No matter how feature rich a product might be, it is rarely possible to satisfy every last unmet need of every single customer out there. Still, we see product managers and builders striving to add features mindlessly, to attain some sort of feature moksha. Such a scenario is often symptomatic of poorly defined target markets and/or fictitious problem statements.
When teams try to solve world problems (instead of the ones that their target customer cares about ) they lose focus — and the first victim of this feature proliferation is simplicity.
Distributor power or Channel pressure is another common scenario why teams might spend time adding features that may or may not be what the end ‘user’ of the product needs/wants. This is especially true in B2B business settings where a distribution channel partner has massive influence over a vendor’s product development roadmaps, in return for much coveted shelf-space and distributing the product to the masses.
..and what to do about it.
Discipline is key. Wether or not to add a certain feature should be looked at from several different angles.
From a problem-solution fit standpoint — Will adding a new feature demonstrably solve a problem that customers face and demonstrably care about ?
(I emphasize “demonstrably” — but you know why).
From a product strategy standpoint — before developing a new feature product managers must ask if it will be a stepping stone, or a step forward towards the ultimate vision for the product? What other pieces have to fall into place to make that vision a reality? how likely are those outcomes?

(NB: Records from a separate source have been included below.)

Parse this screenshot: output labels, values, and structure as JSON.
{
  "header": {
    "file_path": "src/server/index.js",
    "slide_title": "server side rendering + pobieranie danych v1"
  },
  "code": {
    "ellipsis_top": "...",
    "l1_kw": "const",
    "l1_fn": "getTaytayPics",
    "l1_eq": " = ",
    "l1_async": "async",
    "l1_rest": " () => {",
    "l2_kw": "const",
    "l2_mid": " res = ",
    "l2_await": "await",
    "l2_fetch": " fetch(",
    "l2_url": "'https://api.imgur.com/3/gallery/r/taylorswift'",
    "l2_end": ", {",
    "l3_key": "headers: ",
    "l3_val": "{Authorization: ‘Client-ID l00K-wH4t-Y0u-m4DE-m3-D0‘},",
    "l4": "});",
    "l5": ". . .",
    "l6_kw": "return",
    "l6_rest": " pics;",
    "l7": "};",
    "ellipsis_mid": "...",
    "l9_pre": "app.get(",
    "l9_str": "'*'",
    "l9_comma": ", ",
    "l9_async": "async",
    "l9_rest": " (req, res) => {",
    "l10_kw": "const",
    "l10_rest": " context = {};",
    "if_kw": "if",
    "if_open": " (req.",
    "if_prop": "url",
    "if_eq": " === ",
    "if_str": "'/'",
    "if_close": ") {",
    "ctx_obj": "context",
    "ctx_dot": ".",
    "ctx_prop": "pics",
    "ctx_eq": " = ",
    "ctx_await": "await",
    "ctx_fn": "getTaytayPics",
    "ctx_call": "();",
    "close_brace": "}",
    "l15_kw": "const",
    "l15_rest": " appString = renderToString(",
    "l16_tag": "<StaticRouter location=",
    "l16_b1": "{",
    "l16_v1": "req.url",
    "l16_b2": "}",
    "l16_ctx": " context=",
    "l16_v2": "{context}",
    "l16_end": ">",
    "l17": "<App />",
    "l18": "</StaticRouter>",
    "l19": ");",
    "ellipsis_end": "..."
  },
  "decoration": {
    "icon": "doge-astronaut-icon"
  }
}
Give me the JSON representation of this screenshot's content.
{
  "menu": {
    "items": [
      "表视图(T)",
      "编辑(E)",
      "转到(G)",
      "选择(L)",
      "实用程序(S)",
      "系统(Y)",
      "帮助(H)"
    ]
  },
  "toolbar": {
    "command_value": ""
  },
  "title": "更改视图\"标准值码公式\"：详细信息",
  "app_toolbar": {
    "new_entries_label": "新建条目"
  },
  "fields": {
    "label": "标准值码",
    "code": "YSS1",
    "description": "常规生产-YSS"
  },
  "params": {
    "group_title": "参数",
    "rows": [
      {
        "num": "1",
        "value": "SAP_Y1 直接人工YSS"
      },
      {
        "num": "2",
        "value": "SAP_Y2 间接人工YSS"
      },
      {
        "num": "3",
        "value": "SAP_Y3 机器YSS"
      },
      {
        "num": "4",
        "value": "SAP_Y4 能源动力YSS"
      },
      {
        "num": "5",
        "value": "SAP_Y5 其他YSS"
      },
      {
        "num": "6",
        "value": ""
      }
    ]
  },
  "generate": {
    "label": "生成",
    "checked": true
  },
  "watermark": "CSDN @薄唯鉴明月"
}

And finally, from a business case standpoint — one must only add new features based on solid business cases. Will this feature unlock a revenue stream for your company immediately, or in the foreseeable future? Will it result in a sustainable competitive advantage over your competitor products? Is there enough (reliable) data that supports the above hypotheses?
When the results to the above analyses are positive and are well supported by data, a feature addition might be a good strategy. If either one is negative, i.e if adding a feature will not result in any incremental revenues or it doesn’t fit in the over all product vision/game plan then would be a sub optimal use of valuable resources AND will only make the product complicated for users.
For product teams, minimizing unnecessary feature work helps embrace simplicity and paves the way to build impactful products. For organizations, this ensures that limited resources are invested optimally and aligned towards overall value creation.